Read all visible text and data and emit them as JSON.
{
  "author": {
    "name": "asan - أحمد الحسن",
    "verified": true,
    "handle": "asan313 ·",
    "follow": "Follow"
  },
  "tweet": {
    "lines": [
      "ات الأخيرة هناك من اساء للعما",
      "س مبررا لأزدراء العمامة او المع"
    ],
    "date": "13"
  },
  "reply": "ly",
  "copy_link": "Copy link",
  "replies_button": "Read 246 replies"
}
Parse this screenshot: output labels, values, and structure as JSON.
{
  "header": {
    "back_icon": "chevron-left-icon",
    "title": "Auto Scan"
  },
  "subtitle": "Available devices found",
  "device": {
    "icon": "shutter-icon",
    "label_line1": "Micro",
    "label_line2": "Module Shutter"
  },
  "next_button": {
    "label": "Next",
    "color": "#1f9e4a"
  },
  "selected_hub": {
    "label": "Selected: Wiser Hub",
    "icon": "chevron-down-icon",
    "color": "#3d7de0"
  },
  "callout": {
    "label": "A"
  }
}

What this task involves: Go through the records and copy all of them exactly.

Task output:
Read all visible text and data and emit them as JSON.
{
  "author": {
    "name": "asan - أحمد الحسن",
    "verified": true,
    "handle": "asan313 ·",
    "follow": "Follow"
  },
  "tweet": {
    "lines": [
      "ات الأخيرة هناك من اساء للعما",
      "س مبررا لأزدراء العمامة او المع"
    ],
    "date": "13"
  },
  "reply": "ly",
  "copy_link": "Copy link",
  "replies_button": "Read 246 replies"
}
Parse this screenshot: output labels, values, and structure as JSON.
{
  "header": {
    "back_icon": "chevron-left-icon",
    "title": "Auto Scan"
  },
  "subtitle": "Available devices found",
  "device": {
    "icon": "shutter-icon",
    "label_line1": "Micro",
    "label_line2": "Module Shutter"
  },
  "next_button": {
    "label": "Next",
    "color": "#1f9e4a"
  },
  "selected_hub": {
    "label": "Selected: Wiser Hub",
    "icon": "chevron-down-icon",
    "color": "#3d7de0"
  },
  "callout": {
    "label": "A"
  }
}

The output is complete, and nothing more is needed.